ABOUT THIS TASK: Output the data as it stands. Each line must match exactly.

====================

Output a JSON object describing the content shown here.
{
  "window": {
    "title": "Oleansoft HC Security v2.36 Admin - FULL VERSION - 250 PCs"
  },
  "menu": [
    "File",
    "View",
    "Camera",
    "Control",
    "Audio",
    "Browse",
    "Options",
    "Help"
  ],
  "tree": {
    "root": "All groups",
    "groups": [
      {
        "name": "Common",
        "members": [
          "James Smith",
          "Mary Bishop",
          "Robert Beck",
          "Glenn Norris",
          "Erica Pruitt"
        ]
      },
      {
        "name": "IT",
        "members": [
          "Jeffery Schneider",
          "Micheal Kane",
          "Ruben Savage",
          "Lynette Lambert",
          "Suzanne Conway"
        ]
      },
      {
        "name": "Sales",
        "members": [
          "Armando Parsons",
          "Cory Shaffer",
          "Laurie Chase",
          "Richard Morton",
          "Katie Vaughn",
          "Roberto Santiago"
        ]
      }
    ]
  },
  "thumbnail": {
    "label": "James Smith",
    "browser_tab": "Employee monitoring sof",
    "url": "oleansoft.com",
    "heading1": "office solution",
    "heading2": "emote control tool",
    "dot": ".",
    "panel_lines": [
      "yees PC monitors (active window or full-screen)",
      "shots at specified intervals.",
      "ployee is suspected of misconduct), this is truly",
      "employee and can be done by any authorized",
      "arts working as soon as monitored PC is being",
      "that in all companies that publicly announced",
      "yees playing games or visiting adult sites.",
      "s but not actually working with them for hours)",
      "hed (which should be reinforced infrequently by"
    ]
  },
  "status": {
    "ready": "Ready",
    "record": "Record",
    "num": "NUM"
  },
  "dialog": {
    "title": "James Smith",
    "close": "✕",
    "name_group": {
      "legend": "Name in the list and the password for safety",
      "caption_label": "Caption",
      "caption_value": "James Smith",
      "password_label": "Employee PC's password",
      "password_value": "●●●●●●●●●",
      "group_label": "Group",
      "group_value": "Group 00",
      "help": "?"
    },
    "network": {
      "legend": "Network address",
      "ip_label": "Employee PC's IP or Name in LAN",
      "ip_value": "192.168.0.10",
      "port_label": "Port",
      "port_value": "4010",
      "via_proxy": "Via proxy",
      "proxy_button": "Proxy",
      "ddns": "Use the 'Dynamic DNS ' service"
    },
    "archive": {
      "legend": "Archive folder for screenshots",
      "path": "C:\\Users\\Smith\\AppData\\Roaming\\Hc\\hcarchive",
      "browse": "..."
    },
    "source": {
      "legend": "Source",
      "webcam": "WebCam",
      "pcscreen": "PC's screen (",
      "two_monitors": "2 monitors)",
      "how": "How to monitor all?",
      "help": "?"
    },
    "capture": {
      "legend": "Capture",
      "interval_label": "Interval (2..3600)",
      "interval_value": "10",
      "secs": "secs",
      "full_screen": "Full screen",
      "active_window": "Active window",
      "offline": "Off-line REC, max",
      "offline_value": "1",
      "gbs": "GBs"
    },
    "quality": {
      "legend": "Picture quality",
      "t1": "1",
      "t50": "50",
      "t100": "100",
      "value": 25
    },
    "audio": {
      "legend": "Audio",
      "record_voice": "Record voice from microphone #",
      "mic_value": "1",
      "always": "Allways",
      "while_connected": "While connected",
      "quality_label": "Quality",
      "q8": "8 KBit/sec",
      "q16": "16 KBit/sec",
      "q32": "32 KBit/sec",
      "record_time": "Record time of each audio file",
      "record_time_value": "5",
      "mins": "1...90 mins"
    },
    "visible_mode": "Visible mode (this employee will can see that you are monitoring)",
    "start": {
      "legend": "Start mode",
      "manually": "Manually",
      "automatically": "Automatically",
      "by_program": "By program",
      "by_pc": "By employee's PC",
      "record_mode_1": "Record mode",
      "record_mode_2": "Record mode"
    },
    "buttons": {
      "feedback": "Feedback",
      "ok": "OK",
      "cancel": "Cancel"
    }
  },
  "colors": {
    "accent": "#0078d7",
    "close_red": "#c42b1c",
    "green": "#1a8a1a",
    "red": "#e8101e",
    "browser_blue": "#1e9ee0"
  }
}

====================

YOUR SOLUTION:
Output a JSON object describing the content shown here.
{
  "window": {
    "title": "Oleansoft HC Security v2.36 Admin - FULL VERSION - 250 PCs"
  },
  "menu": [
    "File",
    "View",
    "Camera",
    "Control",
    "Audio",
    "Browse",
    "Options",
    "Help"
  ],
  "tree": {
    "root": "All groups",
    "groups": [
      {
        "name": "Common",
        "members": [
          "James Smith",
          "Mary Bishop",
          "Robert Beck",
          "Glenn Norris",
          "Erica Pruitt"
        ]
      },
      {
        "name": "IT",
        "members": [
          "Jeffery Schneider",
          "Micheal Kane",
          "Ruben Savage",
          "Lynette Lambert",
          "Suzanne Conway"
        ]
      },
      {
        "name": "Sales",
        "members": [
          "Armando Parsons",
          "Cory Shaffer",
          "Laurie Chase",
          "Richard Morton",
          "Katie Vaughn",
          "Roberto Santiago"
        ]
      }
    ]
  },
  "thumbnail": {
    "label": "James Smith",
    "browser_tab": "Employee monitoring sof",
    "url": "oleansoft.com",
    "heading1": "office solution",
    "heading2": "emote control tool",
    "dot": ".",
    "panel_lines": [
      "yees PC monitors (active window or full-screen)",
      "shots at specified intervals.",
      "ployee is suspected of misconduct), this is truly",
      "employee and can be done by any authorized",
      "arts working as soon as monitored PC is being",
      "that in all companies that publicly announced",
      "yees playing games or visiting adult sites.",
      "s but not actually working with them for hours)",
      "hed (which should be reinforced infrequently by"
    ]
  },
  "status": {
    "ready": "Ready",
    "record": "Record",
    "num": "NUM"
  },
  "dialog": {
    "title": "James Smith",
    "close": "✕",
    "name_group": {
      "legend": "Name in the list and the password for safety",
      "caption_label": "Caption",
      "caption_value": "James Smith",
      "password_label": "Employee PC's password",
      "password_value": "●●●●●●●●●",
      "group_label": "Group",
      "group_value": "Group 00",
      "help": "?"
    },
    "network": {
      "legend": "Network address",
      "ip_label": "Employee PC's IP or Name in LAN",
      "ip_value": "192.168.0.10",
      "port_label": "Port",
      "port_value": "4010",
      "via_proxy": "Via proxy",
      "proxy_button": "Proxy",
      "ddns": "Use the 'Dynamic DNS ' service"
    },
    "archive": {
      "legend": "Archive folder for screenshots",
      "path": "C:\\Users\\Smith\\AppData\\Roaming\\Hc\\hcarchive",
      "browse": "..."
    },
    "source": {
      "legend": "Source",
      "webcam": "WebCam",
      "pcscreen": "PC's screen (",
      "two_monitors": "2 monitors)",
      "how": "How to monitor all?",
      "help": "?"
    },
    "capture": {
      "legend": "Capture",
      "interval_label": "Interval (2..3600)",
      "interval_value": "10",
      "secs": "secs",
      "full_screen": "Full screen",
      "active_window": "Active window",
      "offline": "Off-line REC, max",
      "offline_value": "1",
      "gbs": "GBs"
    },
    "quality": {
      "legend": "Picture quality",
      "t1": "1",
      "t50": "50",
      "t100": "100",
      "value": 25
    },
    "audio": {
      "legend": "Audio",
      "record_voice": "Record voice from microphone #",
      "mic_value": "1",
      "always": "Allways",
      "while_connected": "While connected",
      "quality_label": "Quality",
      "q8": "8 KBit/sec",
      "q16": "16 KBit/sec",
      "q32": "32 KBit/sec",
      "record_time": "Record time of each audio file",
      "record_time_value": "5",
      "mins": "1...90 mins"
    },
    "visible_mode": "Visible mode (this employee will can see that you are monitoring)",
    "start": {
      "legend": "Start mode",
      "manually": "Manually",
      "automatically": "Automatically",
      "by_program": "By program",
      "by_pc": "By employee's PC",
      "record_mode_1": "Record mode",
      "record_mode_2": "Record mode"
    },
    "buttons": {
      "feedback": "Feedback",
      "ok": "OK",
      "cancel": "Cancel"
    }
  },
  "colors": {
    "accent": "#0078d7",
    "close_red": "#c42b1c",
    "green": "#1a8a1a",
    "red": "#e8101e",
    "browser_blue": "#1e9ee0"
  }
}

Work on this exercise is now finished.